(Beginning of Supplied records)

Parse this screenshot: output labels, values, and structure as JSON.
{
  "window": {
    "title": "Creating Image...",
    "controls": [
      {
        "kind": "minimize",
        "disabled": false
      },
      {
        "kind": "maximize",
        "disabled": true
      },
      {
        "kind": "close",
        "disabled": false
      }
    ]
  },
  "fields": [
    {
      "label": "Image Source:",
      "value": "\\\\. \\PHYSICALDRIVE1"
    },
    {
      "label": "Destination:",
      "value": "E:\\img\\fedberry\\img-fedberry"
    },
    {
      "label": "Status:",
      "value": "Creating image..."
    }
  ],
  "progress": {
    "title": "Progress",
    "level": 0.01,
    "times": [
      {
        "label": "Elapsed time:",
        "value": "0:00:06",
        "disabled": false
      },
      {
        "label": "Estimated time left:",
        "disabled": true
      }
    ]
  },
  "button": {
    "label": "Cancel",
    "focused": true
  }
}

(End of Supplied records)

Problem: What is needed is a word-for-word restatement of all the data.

Worked solution:
Parse this screenshot: output labels, values, and structure as JSON.
{
  "window": {
    "title": "Creating Image...",
    "controls": [
      {
        "kind": "minimize",
        "disabled": false
      },
      {
        "kind": "maximize",
        "disabled": true
      },
      {
        "kind": "close",
        "disabled": false
      }
    ]
  },
  "fields": [
    {
      "label": "Image Source:",
      "value": "\\\\. \\PHYSICALDRIVE1"
    },
    {
      "label": "Destination:",
      "value": "E:\\img\\fedberry\\img-fedberry"
    },
    {
      "label": "Status:",
      "value": "Creating image..."
    }
  ],
  "progress": {
    "title": "Progress",
    "level": 0.01,
    "times": [
      {
        "label": "Elapsed time:",
        "value": "0:00:06",
        "disabled": false
      },
      {
        "label": "Estimated time left:",
        "disabled": true
      }
    ]
  },
  "button": {
    "label": "Cancel",
    "focused": true
  }
}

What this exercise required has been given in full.